Bacile’s treatise depicts the Prophet Muhammad — an offense to Muslims in and of itself — as a greedy bastard child, a womanizer who approves of child molestation and a warmongering fool. Bacile told the AP he is a real estate developer and an Israeli Jew, but Yigal Palmor, the spokesman for the Israeli Foreign Ministry, told The New York Times, “Nobody knows who he is. He is totally unknown in filmmaking circles in Israel. And anything he did — he is not doing it for Israel, or with Israel, or through Israel in any way.” Palmor also called Bacile “a complete loose cannon and an unspeakable idiot.”
Florida pastor Terry Jones, whose notoriety derives from threats to burn the Koran, has been called a proponent of the film. On his website, Jones called Innocence Of Muslims “an American production” and said it “reveals in a satirical fashion the life of Muhammad.”
The WSJ said Bacile wanted “to showcase his view of Islam as a hateful religion.” Bacile told the paper Innocence Of Muslims was a “political movie” rather than a “religious movie.” He said he raised the $5M budget from about 100 Jewish donors and worked with 60 actors and 45 crew to shoot over three months in California last year.
The movie was shown in one nearly empty theater in July last year, Bacile told The Associated Press, which spoke to him from his undisclosed location. From there, Bacile showed some remorse about the violence in Egypt and Libya, according to the AP, but blamed lax security. He said, “I feel the security system is no good. America should do something to change it.”

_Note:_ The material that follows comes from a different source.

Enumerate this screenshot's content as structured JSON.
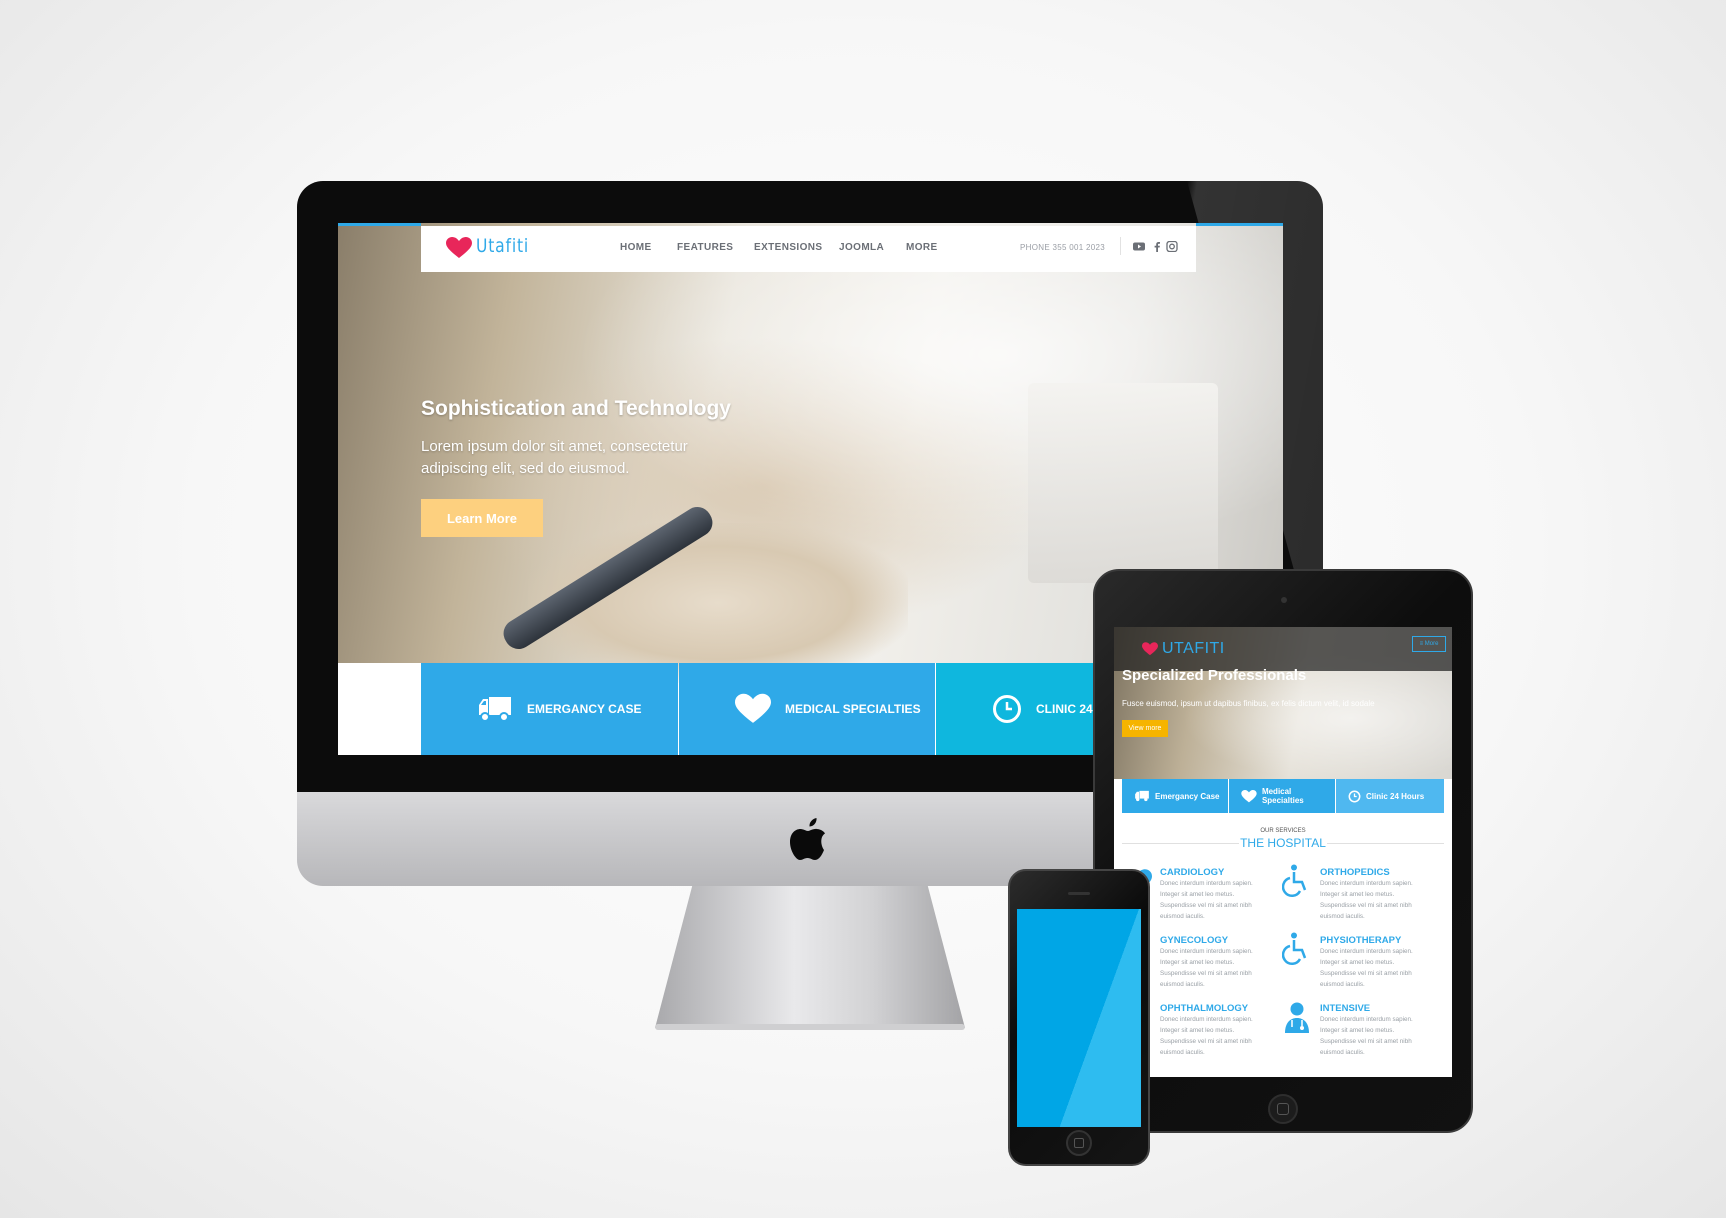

Secretary of State Hillary Clinton and President Obama have both condemned the killings. Ambassador Stevens’ death was the first of an American envoy abroad in more than two decades, The New York Times said.